Oh yeah, and especially “Stairway to Heaven.” When I was a kid, my mom was in a cover band; they started in 1978 and ended in 1984, so they were doing all the popular songs of the day. They were doing Zeppelin, they were doing Boston, they were doing Cheap Trick, Loverboy, Genesis, Peter Gabriel, blah, blah, blah. So that was my introduction to Led Zeppelin—my mom’s band, and my mom’s records. And Led Zeppelin IV in particular stood out, because I thought it had a cool cover. I had a little Fisher-Price turntable up in my room, and I would sit there and listen to Zeppelin on it with my headphones plugged in. There’s just something about “Stairway to Heaven”; it really is one of the greatest rock songs of all time.
Was it difficult to get your head around recording a song that’s so iconic?
When we first got asked, none of us wanted to do it. First of all, “Stairway to Heaven”? There are certain songs you just shouldn’t cover, and I think that one’s at the top of the list. Even our engineer, when we were like halfway through recording, he was like, “You guys have got some fucking balls recording ‘Stairway to Heaven.’ Damn!” [Laughs.]
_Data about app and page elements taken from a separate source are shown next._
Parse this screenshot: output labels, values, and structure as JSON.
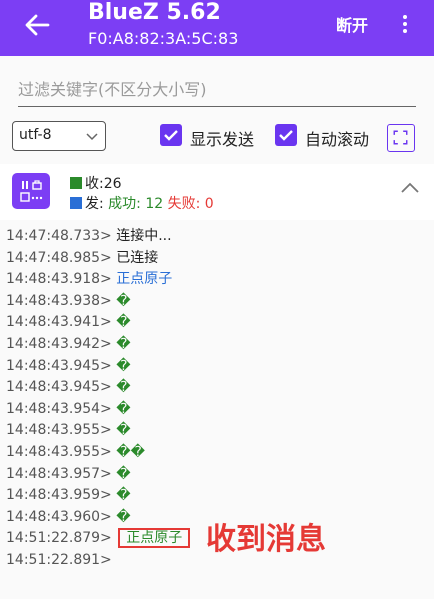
{
  "header": {
    "title": "BlueZ 5.62",
    "subtitle": "F0:A8:82:3A:5C:83",
    "disconnect_label": "断开"
  },
  "filter": {
    "placeholder": "过滤关键字(不区分大小写)"
  },
  "options": {
    "encoding": "utf-8",
    "show_sent_label": "显示发送",
    "auto_scroll_label": "自动滚动",
    "show_sent_checked": true,
    "auto_scroll_checked": true
  },
  "stats": {
    "recv_label": "收:",
    "recv_count": "26",
    "send_label": "发:",
    "success_label": "成功:",
    "success_count": "12",
    "fail_label": "失败:",
    "fail_count": "0"
  },
  "colors": {
    "accent": "#7c3ef4",
    "recv": "#2b8a2b",
    "send": "#2a6fd6",
    "fail": "#e53935"
  },
  "log": [
    {
      "ts": "14:47:48.733>",
      "msg": "连接中...",
      "kind": "plain"
    },
    {
      "ts": "14:47:48.985>",
      "msg": "已连接",
      "kind": "plain"
    },
    {
      "ts": "14:48:43.918>",
      "msg": "正点原子",
      "kind": "blue"
    },
    {
      "ts": "14:48:43.938>",
      "msg": "�",
      "kind": "green"
    },
    {
      "ts": "14:48:43.941>",
      "msg": "�",
      "kind": "green"
    },
    {
      "ts": "14:48:43.942>",
      "msg": "�",
      "kind": "green"
    },
    {
      "ts": "14:48:43.945>",
      "msg": "�",
      "kind": "green"
    },
    {
      "ts": "14:48:43.945>",
      "msg": "�",
      "kind": "green"
    },
    {
      "ts": "14:48:43.954>",
      "msg": "�",
      "kind": "green"
    },
    {
      "ts": "14:48:43.955>",
      "msg": "�",
      "kind": "green"
    },
    {
      "ts": "14:48:43.955>",
      "msg": "��",
      "kind": "green"
    },
    {
      "ts": "14:48:43.957>",
      "msg": "�",
      "kind": "green"
    },
    {
      "ts": "14:48:43.959>",
      "msg": "�",
      "kind": "green"
    },
    {
      "ts": "14:48:43.960>",
      "msg": "�",
      "kind": "green"
    },
    {
      "ts": "14:51:22.879>",
      "msg": "正点原子",
      "kind": "green-boxed"
    },
    {
      "ts": "14:51:22.891>",
      "msg": "",
      "kind": "plain"
    }
  ],
  "annotation": "收到消息"
}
But you know what? I don’t really care. First of all, this isn’t a cover that we came up with, like, “Whoa, we should do ‘Stairway to Heaven!’” Second of all, it wasn’t like, “We could do this to it! Make it our own!” We recorded this for our friend, arguably one of the best friends that we’ve ever had, and a person who has enriched our lives beyond belief. I mean, we work hard, too, and we are the band that we are—that’s all true. But on top of that, behind the scenes, without ever wanting any recognition for anything… I mean, the guy put me on tour with Iron Maiden, Black Sabbath, Judas Priest, Metallica, and Slayer; the least we could do is rock out some damn “Stairway to Heaven” for the guy, and send him off right.
And that’s all it is, and it sucks that he’s not here to enjoy it, because I can just hear him laughing on the phone, hear how happy it would have made him to know that we were doing “Stairway” for him: “You guys are fucking crazy—that rules!” I fucking miss that guy, and I’m going to continue missing him, because he was such a huge force in our lives. Cancer sucks. FL